“Our neighbors are excited to have this building removed and replaced,” Gogarty said.
No consensus was reached about the Feigley House’s status as a Sears home. Segur said evidence was insufficient. However, the only boardmember to address that issue, assistant chair Dr. Ann Woods, found the prospect appealing. “I think kit homes are an important aspect of the Craftsman style,” Woods said, calling them “historically interesting and important.”
When it came time to vote, only three boardmembers supported historic designation — far short of the required six.
But to Woods’s point: are kit homes interesting and important?
It’s easy to understand the passion of the Sears kit-home community. The Crescent, which appears on page 29 of the 1921 catalog (between the “Ardara” and “Martha Washington” models) was intended for “folks who like a touch of individuality with good taste,” according to the description.
For as little as $1704, Feigley would have received everything except “cement, brick and plaster,” including “all the millwork, kitchen cupboard, flooring, shingles, siding, finishing lumber, building paper, eaves trough, downspout, roofing, sash weights, hardware, porch screens, painting material, lumber and lath.”
With “no sawing required” and “every piece cut and fitted, ready for its place,” Feigley would stand to save 40 percent in carpenter labor, the catalog states.

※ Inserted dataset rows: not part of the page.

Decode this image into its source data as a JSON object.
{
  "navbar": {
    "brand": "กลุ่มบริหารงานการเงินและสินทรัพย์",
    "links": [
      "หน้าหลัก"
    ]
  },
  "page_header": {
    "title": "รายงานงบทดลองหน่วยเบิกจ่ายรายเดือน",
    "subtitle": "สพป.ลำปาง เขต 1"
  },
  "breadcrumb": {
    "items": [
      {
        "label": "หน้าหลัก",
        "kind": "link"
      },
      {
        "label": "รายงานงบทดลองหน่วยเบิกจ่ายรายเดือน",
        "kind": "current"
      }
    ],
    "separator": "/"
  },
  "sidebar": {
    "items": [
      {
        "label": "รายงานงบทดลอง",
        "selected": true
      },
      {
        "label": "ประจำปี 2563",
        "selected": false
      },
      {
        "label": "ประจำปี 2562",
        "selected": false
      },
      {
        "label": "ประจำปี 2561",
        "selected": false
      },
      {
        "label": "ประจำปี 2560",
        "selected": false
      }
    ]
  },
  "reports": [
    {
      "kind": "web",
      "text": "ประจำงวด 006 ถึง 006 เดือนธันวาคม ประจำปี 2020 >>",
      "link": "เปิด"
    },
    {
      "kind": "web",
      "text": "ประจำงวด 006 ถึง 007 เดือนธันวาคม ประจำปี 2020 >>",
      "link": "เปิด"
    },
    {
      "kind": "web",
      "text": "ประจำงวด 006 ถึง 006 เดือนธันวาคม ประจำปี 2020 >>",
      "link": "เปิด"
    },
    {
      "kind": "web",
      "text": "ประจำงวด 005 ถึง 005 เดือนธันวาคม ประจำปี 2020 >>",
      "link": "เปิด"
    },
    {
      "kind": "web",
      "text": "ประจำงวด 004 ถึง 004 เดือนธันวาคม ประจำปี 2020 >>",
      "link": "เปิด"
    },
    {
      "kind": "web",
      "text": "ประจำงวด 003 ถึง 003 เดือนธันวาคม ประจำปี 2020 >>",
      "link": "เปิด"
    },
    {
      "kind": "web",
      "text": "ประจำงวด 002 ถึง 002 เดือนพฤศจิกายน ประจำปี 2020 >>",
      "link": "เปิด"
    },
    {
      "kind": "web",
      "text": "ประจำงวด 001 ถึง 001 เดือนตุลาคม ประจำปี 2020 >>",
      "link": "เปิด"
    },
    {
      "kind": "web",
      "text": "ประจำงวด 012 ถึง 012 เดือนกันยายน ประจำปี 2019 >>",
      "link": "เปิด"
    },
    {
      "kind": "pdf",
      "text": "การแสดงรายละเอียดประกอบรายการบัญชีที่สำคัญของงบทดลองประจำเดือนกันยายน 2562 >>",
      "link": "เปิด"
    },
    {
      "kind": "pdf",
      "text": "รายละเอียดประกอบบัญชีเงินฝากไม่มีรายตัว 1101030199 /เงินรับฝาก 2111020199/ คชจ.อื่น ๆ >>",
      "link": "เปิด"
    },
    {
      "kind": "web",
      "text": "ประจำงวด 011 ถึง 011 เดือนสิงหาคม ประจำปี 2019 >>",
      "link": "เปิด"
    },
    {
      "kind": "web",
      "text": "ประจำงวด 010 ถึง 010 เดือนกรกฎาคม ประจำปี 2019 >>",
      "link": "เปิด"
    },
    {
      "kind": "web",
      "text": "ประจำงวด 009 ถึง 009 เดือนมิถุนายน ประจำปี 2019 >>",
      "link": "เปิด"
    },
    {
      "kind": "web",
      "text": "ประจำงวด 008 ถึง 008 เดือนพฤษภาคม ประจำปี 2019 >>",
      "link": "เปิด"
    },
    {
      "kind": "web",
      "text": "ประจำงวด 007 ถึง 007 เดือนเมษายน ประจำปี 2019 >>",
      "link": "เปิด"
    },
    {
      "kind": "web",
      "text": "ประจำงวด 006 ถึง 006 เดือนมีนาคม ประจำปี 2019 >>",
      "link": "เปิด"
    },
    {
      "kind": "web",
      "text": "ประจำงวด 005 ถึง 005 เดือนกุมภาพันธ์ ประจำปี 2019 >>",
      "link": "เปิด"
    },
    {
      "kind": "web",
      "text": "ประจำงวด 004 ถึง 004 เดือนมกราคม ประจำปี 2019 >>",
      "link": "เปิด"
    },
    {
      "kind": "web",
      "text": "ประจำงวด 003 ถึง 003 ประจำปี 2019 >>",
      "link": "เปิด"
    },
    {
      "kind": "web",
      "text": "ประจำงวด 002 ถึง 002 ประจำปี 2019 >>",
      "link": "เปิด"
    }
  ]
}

As for the design, it was more than properly vetted for the standards of the day. “Every plan is passed upon by women experts,” the catalog states. “Architects and women advisors plan economy of space.... We plan the arrangement of the kitchen to save steps for the housewife.”